Segment Start: MATERIAL PROVIDED
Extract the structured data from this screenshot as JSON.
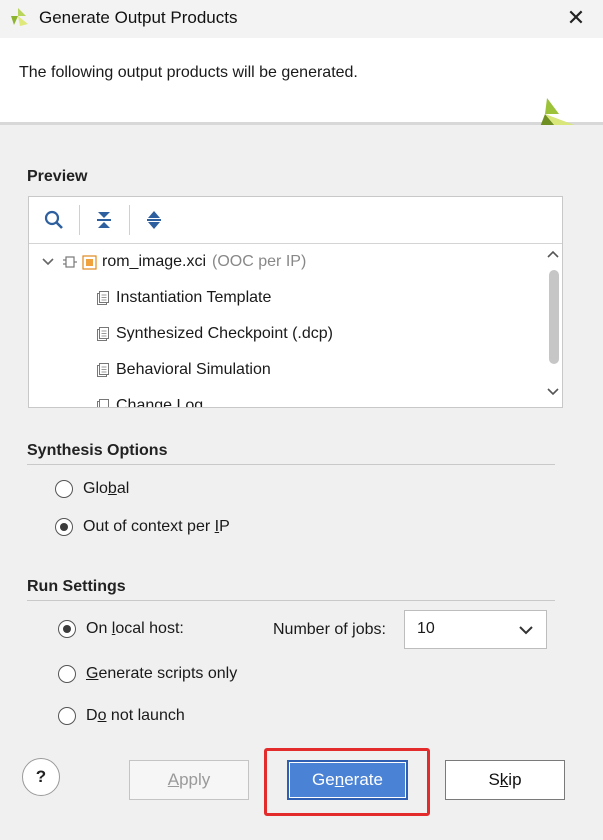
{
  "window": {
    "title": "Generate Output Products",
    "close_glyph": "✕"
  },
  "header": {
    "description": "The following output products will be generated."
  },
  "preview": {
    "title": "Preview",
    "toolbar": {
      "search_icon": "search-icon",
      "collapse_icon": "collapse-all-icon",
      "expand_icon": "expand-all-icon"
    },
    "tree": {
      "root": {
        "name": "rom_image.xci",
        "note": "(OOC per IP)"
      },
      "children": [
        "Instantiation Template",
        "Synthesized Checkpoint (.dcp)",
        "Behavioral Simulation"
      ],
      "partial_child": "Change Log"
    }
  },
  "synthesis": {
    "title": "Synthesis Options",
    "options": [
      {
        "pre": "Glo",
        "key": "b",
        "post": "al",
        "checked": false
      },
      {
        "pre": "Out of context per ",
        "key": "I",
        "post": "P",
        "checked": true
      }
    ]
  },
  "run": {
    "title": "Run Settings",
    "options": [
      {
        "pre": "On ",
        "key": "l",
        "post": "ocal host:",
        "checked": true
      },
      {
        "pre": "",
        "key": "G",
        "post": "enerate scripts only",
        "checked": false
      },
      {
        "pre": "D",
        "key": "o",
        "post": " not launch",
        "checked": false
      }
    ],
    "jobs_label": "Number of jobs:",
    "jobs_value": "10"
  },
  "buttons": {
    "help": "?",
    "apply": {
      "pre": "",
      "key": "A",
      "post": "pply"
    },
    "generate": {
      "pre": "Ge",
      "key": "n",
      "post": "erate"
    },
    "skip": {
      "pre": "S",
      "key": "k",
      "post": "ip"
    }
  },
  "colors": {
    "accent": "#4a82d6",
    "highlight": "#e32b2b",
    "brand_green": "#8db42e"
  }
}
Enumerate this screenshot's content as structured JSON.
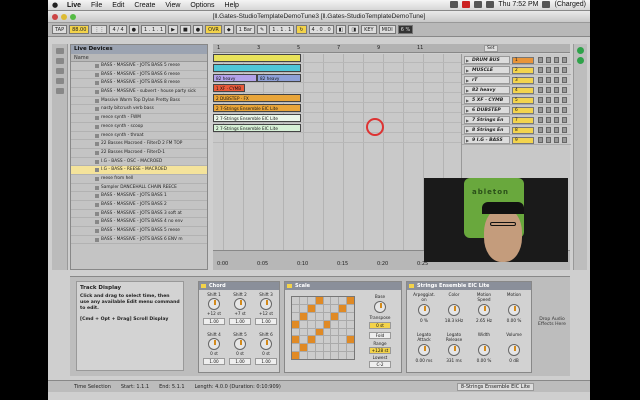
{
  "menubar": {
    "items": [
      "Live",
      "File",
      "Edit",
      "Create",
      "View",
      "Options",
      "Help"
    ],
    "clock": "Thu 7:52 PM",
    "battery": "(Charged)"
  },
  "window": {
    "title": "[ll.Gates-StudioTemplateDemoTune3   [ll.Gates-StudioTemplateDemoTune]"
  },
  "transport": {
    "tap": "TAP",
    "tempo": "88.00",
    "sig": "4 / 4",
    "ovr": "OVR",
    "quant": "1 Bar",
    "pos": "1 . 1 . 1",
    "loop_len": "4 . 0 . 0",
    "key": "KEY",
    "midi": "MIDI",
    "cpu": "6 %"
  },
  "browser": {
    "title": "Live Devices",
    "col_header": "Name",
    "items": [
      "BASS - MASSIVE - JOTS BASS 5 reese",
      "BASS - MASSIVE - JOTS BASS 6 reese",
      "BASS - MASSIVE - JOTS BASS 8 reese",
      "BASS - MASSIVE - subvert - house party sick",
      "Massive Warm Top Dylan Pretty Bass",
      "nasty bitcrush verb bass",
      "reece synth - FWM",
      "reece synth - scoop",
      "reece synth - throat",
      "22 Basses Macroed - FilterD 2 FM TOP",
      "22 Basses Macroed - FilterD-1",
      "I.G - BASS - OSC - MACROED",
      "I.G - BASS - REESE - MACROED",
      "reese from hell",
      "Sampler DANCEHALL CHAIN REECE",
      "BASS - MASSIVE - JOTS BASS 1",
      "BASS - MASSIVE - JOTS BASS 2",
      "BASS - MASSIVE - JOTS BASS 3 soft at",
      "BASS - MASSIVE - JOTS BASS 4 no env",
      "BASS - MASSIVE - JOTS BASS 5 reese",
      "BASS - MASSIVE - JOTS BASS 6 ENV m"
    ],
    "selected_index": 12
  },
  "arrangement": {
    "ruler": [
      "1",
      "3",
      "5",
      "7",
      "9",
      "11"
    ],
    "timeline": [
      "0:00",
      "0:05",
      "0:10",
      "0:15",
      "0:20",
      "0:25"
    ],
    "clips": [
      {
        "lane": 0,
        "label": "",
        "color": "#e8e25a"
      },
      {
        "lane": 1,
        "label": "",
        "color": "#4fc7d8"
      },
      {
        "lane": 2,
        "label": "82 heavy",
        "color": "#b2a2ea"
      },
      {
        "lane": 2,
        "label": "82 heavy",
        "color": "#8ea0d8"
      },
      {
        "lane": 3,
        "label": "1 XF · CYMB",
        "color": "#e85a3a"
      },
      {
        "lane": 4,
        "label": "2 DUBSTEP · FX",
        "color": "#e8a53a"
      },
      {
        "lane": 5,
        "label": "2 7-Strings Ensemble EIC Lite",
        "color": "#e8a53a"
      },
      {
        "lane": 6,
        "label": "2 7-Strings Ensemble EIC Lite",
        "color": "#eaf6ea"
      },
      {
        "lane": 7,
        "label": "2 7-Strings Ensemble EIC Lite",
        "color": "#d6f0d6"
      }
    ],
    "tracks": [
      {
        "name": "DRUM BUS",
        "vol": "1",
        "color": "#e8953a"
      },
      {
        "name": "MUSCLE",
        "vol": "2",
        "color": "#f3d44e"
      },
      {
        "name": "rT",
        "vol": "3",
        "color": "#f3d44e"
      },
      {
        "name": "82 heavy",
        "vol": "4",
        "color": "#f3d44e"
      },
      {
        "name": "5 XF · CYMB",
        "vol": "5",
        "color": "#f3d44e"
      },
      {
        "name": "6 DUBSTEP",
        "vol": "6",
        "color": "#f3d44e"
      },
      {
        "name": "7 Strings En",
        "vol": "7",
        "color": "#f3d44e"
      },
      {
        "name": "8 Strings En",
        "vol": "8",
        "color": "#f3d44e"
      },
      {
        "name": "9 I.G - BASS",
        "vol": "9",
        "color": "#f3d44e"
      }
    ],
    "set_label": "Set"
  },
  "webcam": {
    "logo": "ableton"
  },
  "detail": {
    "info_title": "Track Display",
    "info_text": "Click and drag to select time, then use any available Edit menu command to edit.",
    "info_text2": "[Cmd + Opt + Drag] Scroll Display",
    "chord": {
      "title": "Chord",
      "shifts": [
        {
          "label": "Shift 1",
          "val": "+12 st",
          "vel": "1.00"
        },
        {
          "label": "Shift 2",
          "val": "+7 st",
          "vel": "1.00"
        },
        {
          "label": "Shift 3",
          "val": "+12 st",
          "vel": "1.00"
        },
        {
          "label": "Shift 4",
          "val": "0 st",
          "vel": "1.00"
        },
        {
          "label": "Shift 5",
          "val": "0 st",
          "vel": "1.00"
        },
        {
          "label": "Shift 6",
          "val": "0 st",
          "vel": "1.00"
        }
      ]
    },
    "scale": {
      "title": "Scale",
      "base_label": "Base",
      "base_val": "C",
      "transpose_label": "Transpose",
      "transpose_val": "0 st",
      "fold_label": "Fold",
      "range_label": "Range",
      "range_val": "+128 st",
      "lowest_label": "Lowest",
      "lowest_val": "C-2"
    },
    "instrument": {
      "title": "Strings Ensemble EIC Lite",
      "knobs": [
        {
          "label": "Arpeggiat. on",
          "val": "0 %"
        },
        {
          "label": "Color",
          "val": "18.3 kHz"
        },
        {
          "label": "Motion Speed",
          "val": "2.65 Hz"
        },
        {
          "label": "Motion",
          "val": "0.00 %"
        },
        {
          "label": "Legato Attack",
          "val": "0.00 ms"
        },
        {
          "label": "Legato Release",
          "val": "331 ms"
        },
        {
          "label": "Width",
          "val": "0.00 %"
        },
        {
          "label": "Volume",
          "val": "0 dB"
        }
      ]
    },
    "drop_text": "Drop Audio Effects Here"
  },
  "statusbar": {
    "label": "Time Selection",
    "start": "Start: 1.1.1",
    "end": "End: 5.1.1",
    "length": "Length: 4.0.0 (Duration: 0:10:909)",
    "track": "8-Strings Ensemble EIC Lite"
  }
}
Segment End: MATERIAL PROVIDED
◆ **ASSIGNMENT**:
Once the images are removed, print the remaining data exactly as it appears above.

◆ **OUTPUT FOR THIS EXERCISE**:
Extract the structured data from this screenshot as JSON.
{
  "window": {
    "title": "Generate Output Products",
    "close_glyph": "✕"
  },
  "header": {
    "description": "The following output products will be generated."
  },
  "preview": {
    "title": "Preview",
    "toolbar": {
      "search_icon": "search-icon",
      "collapse_icon": "collapse-all-icon",
      "expand_icon": "expand-all-icon"
    },
    "tree": {
      "root": {
        "name": "rom_image.xci",
        "note": "(OOC per IP)"
      },
      "children": [
        "Instantiation Template",
        "Synthesized Checkpoint (.dcp)",
        "Behavioral Simulation"
      ],
      "partial_child": "Change Log"
    }
  },
  "synthesis": {
    "title": "Synthesis Options",
    "options": [
      {
        "pre": "Glo",
        "key": "b",
        "post": "al",
        "checked": false
      },
      {
        "pre": "Out of context per ",
        "key": "I",
        "post": "P",
        "checked": true
      }
    ]
  },
  "run": {
    "title": "Run Settings",
    "options": [
      {
        "pre": "On ",
        "key": "l",
        "post": "ocal host:",
        "checked": true
      },
      {
        "pre": "",
        "key": "G",
        "post": "enerate scripts only",
        "checked": false
      },
      {
        "pre": "D",
        "key": "o",
        "post": " not launch",
        "checked": false
      }
    ],
    "jobs_label": "Number of jobs:",
    "jobs_value": "10"
  },
  "buttons": {
    "help": "?",
    "apply": {
      "pre": "",
      "key": "A",
      "post": "pply"
    },
    "generate": {
      "pre": "Ge",
      "key": "n",
      "post": "erate"
    },
    "skip": {
      "pre": "S",
      "key": "k",
      "post": "ip"
    }
  },
  "colors": {
    "accent": "#4a82d6",
    "highlight": "#e32b2b",
    "brand_green": "#8db42e"
  }
}
Enumerate this screenshot's content as structured JSON.
{
  "menubar": {
    "items": [
      "Live",
      "File",
      "Edit",
      "Create",
      "View",
      "Options",
      "Help"
    ],
    "clock": "Thu 7:52 PM",
    "battery": "(Charged)"
  },
  "window": {
    "title": "[ll.Gates-StudioTemplateDemoTune3   [ll.Gates-StudioTemplateDemoTune]"
  },
  "transport": {
    "tap": "TAP",
    "tempo": "88.00",
    "sig": "4 / 4",
    "ovr": "OVR",
    "quant": "1 Bar",
    "pos": "1 . 1 . 1",
    "loop_len": "4 . 0 . 0",
    "key": "KEY",
    "midi": "MIDI",
    "cpu": "6 %"
  },
  "browser": {
    "title": "Live Devices",
    "col_header": "Name",
    "items": [
      "BASS - MASSIVE - JOTS BASS 5 reese",
      "BASS - MASSIVE - JOTS BASS 6 reese",
      "BASS - MASSIVE - JOTS BASS 8 reese",
      "BASS - MASSIVE - subvert - house party sick",
      "Massive Warm Top Dylan Pretty Bass",
      "nasty bitcrush verb bass",
      "reece synth - FWM",
      "reece synth - scoop",
      "reece synth - throat",
      "22 Basses Macroed - FilterD 2 FM TOP",
      "22 Basses Macroed - FilterD-1",
      "I.G - BASS - OSC - MACROED",
      "I.G - BASS - REESE - MACROED",
      "reese from hell",
      "Sampler DANCEHALL CHAIN REECE",
      "BASS - MASSIVE - JOTS BASS 1",
      "BASS - MASSIVE - JOTS BASS 2",
      "BASS - MASSIVE - JOTS BASS 3 soft at",
      "BASS - MASSIVE - JOTS BASS 4 no env",
      "BASS - MASSIVE - JOTS BASS 5 reese",
      "BASS - MASSIVE - JOTS BASS 6 ENV m"
    ],
    "selected_index": 12
  },
  "arrangement": {
    "ruler": [
      "1",
      "3",
      "5",
      "7",
      "9",
      "11"
    ],
    "timeline": [
      "0:00",
      "0:05",
      "0:10",
      "0:15",
      "0:20",
      "0:25"
    ],
    "clips": [
      {
        "lane": 0,
        "label": "",
        "color": "#e8e25a"
      },
      {
        "lane": 1,
        "label": "",
        "color": "#4fc7d8"
      },
      {
        "lane": 2,
        "label": "82 heavy",
        "color": "#b2a2ea"
      },
      {
        "lane": 2,
        "label": "82 heavy",
        "color": "#8ea0d8"
      },
      {
        "lane": 3,
        "label": "1 XF · CYMB",
        "color": "#e85a3a"
      },
      {
        "lane": 4,
        "label": "2 DUBSTEP · FX",
        "color": "#e8a53a"
      },
      {
        "lane": 5,
        "label": "2 7-Strings Ensemble EIC Lite",
        "color": "#e8a53a"
      },
      {
        "lane": 6,
        "label": "2 7-Strings Ensemble EIC Lite",
        "color": "#eaf6ea"
      },
      {
        "lane": 7,
        "label": "2 7-Strings Ensemble EIC Lite",
        "color": "#d6f0d6"
      }
    ],
    "tracks": [
      {
        "name": "DRUM BUS",
        "vol": "1",
        "color": "#e8953a"
      },
      {
        "name": "MUSCLE",
        "vol": "2",
        "color": "#f3d44e"
      },
      {
        "name": "rT",
        "vol": "3",
        "color": "#f3d44e"
      },
      {
        "name": "82 heavy",
        "vol": "4",
        "color": "#f3d44e"
      },
      {
        "name": "5 XF · CYMB",
        "vol": "5",
        "color": "#f3d44e"
      },
      {
        "name": "6 DUBSTEP",
        "vol": "6",
        "color": "#f3d44e"
      },
      {
        "name": "7 Strings En",
        "vol": "7",
        "color": "#f3d44e"
      },
      {
        "name": "8 Strings En",
        "vol": "8",
        "color": "#f3d44e"
      },
      {
        "name": "9 I.G - BASS",
        "vol": "9",
        "color": "#f3d44e"
      }
    ],
    "set_label": "Set"
  },
  "webcam": {
    "logo": "ableton"
  },
  "detail": {
    "info_title": "Track Display",
    "info_text": "Click and drag to select time, then use any available Edit menu command to edit.",
    "info_text2": "[Cmd + Opt + Drag] Scroll Display",
    "chord": {
      "title": "Chord",
      "shifts": [
        {
          "label": "Shift 1",
          "val": "+12 st",
          "vel": "1.00"
        },
        {
          "label": "Shift 2",
          "val": "+7 st",
          "vel": "1.00"
        },
        {
          "label": "Shift 3",
          "val": "+12 st",
          "vel": "1.00"
        },
        {
          "label": "Shift 4",
          "val": "0 st",
          "vel": "1.00"
        },
        {
          "label": "Shift 5",
          "val": "0 st",
          "vel": "1.00"
        },
        {
          "label": "Shift 6",
          "val": "0 st",
          "vel": "1.00"
        }
      ]
    },
    "scale": {
      "title": "Scale",
      "base_label": "Base",
      "base_val": "C",
      "transpose_label": "Transpose",
      "transpose_val": "0 st",
      "fold_label": "Fold",
      "range_label": "Range",
      "range_val": "+128 st",
      "lowest_label": "Lowest",
      "lowest_val": "C-2"
    },
    "instrument": {
      "title": "Strings Ensemble EIC Lite",
      "knobs": [
        {
          "label": "Arpeggiat. on",
          "val": "0 %"
        },
        {
          "label": "Color",
          "val": "18.3 kHz"
        },
        {
          "label": "Motion Speed",
          "val": "2.65 Hz"
        },
        {
          "label": "Motion",
          "val": "0.00 %"
        },
        {
          "label": "Legato Attack",
          "val": "0.00 ms"
        },
        {
          "label": "Legato Release",
          "val": "331 ms"
        },
        {
          "label": "Width",
          "val": "0.00 %"
        },
        {
          "label": "Volume",
          "val": "0 dB"
        }
      ]
    },
    "drop_text": "Drop Audio Effects Here"
  },
  "statusbar": {
    "label": "Time Selection",
    "start": "Start: 1.1.1",
    "end": "End: 5.1.1",
    "length": "Length: 4.0.0 (Duration: 0:10:909)",
    "track": "8-Strings Ensemble EIC Lite"
  }
}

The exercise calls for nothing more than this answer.